Preparing for the presidency is like preparing for a football game. Most coaches have a preset series of plays to use at the beginning. But once those are used up - once the first batch of campaign promises are written into legislation and sent to Congress - reality sets in. Defenses adjust. Weather changes. And the game still has three quarters to go.
Thus, much of the Gore or Bush presidency will be spent dealing with issues that haven't yet arisen. Who would have thought, on Nov. 7, 1992, that the legislative legacy of Bill Clinton would be a balanced budget and welfare reform - and that he would be the second president to be impeached, and face Senate trial?
"I have a great concern that neither one of the present candidates ... seems to be able to look down the road.... The candidates don't seem to project a sense that they are prepared to wrestle with these problems that can't be foreseen," says Mr. Graff.
Nor is either candidate differing much from the mainstream of US political thought.
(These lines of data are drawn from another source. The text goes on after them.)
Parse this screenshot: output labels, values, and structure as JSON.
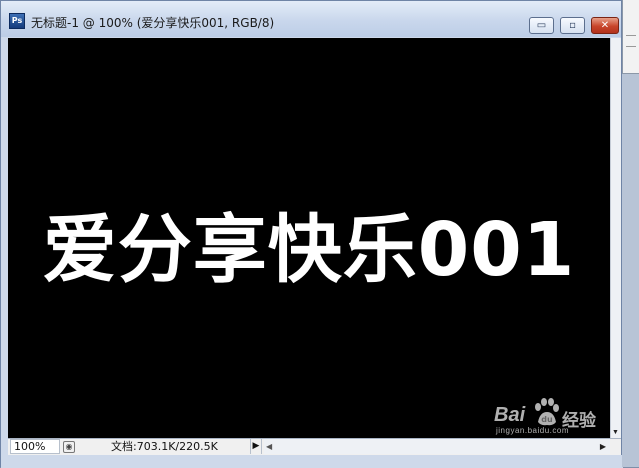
{
  "window": {
    "app_icon_label": "Ps",
    "title": "无标题-1 @ 100% (爱分享快乐001, RGB/8)",
    "controls": {
      "minimize": "▭",
      "maximize": "▫",
      "close": "✕"
    }
  },
  "canvas": {
    "background": "#000000",
    "text": "爱分享快乐001",
    "text_color": "#ffffff"
  },
  "statusbar": {
    "zoom": "100%",
    "doc_info": "文档:703.1K/220.5K",
    "menu_arrow": "▶",
    "scroll_left": "◀",
    "scroll_right": "▶"
  },
  "vscroll": {
    "down_arrow": "▼"
  },
  "watermark": {
    "bai": "Bai",
    "du_icon": "paw-icon",
    "jingyan": "经验",
    "url": "jingyan.baidu.com"
  },
  "colors": {
    "titlebar": "#c9d7ec",
    "close_button": "#c8452a",
    "canvas": "#000000"
  }
}
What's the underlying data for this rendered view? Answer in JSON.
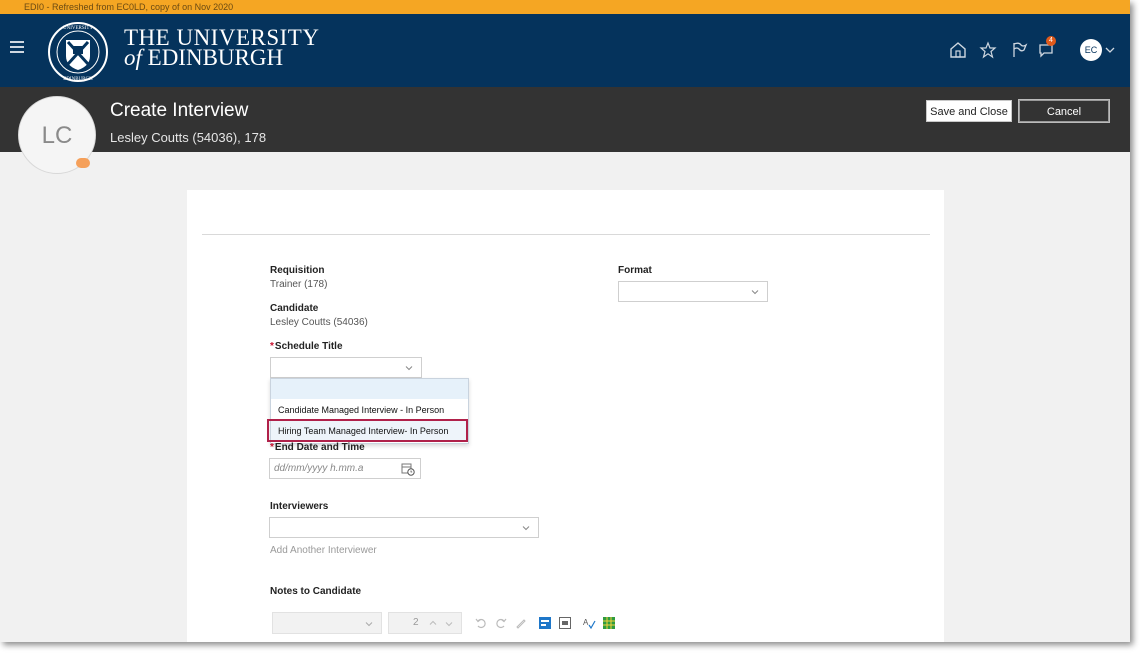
{
  "top_strip": {
    "text": "EDI0 - Refreshed from EC0LD, copy of on Nov 2020"
  },
  "brand": {
    "title_line1": "THE UNIVERSITY",
    "title_of": "of",
    "title_line2": "EDINBURGH",
    "nav_icons": [
      "menu-icon",
      "home-icon",
      "star-icon",
      "flag-icon",
      "notifications-icon"
    ],
    "notification_count": "4",
    "user_initials": "EC"
  },
  "page_header": {
    "title": "Create Interview",
    "subtitle": "Lesley Coutts (54036), 178",
    "avatar_initials": "LC",
    "save_button": "Save and Close",
    "cancel_button": "Cancel"
  },
  "form": {
    "requisition": {
      "label": "Requisition",
      "value": "Trainer (178)"
    },
    "candidate": {
      "label": "Candidate",
      "value": "Lesley Coutts (54036)"
    },
    "schedule_title": {
      "required_mark": "*",
      "label": "Schedule Title",
      "value": "",
      "options": [
        "",
        "Candidate Managed Interview - In Person",
        "Hiring Team Managed Interview- In Person"
      ],
      "highlighted_option": "Hiring Team Managed Interview- In Person"
    },
    "format": {
      "label": "Format",
      "value": ""
    },
    "end_date": {
      "required_mark": "*",
      "label": "End Date and Time",
      "placeholder": "dd/mm/yyyy h.mm.a"
    },
    "interviewers": {
      "label": "Interviewers",
      "value": "",
      "add_link": "Add Another Interviewer"
    },
    "notes": {
      "label": "Notes to Candidate",
      "toolbar": {
        "font_size": "2"
      }
    }
  },
  "colors": {
    "brand_bar": "#05335c",
    "page_header": "#333333",
    "top_strip": "#f5a623",
    "highlight": "#b0214a",
    "badge": "#e05a1b"
  }
}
Green Party candidate Ralph Nader's jibes about there being little difference between the two major-party candidates, are not, strictly speaking, true. On taxes, on education, on retirement security, the differences between the two are the matter of billions of dollars.
But Al Gore is not George McGovern. George W. Bush is not Barry Goldwater.
"The campaign has revealed the continuation of a tectonic shift that began in the 1970s - a move to the center-right," says William Leuchtenburg, a historian at the University of North Carolina in Chapel Hill.
Mr. Leuchtenburg notes that beginning with Teddy Roosevelt at the turn of the century, the United States had a series of chief executives who profoundly affected the relationship of the federal government with the nation. From T.R.'s trustbusting, through Franklin Delano Roosevelt's huge expansion of the government, and Truman's and Eisenhower's embrace of internationalism, chief executives bestrode Washington like colossi.
Now they appear on "Oprah." Democrat Gore has pledged not to add to the federal payroll. Republican Bush would bolster the Department of Education.
"Both work within the mainstream of America," says Michael Birkner, an historian at Gettysburg College in Pennsylvania.
The decline of regionalism may have accelerated this slide to the center. For instance, today the South is simply less different than the North - or at least, less different than it used to be.
(c) Copyright 2000. The Christian Science Publishing Society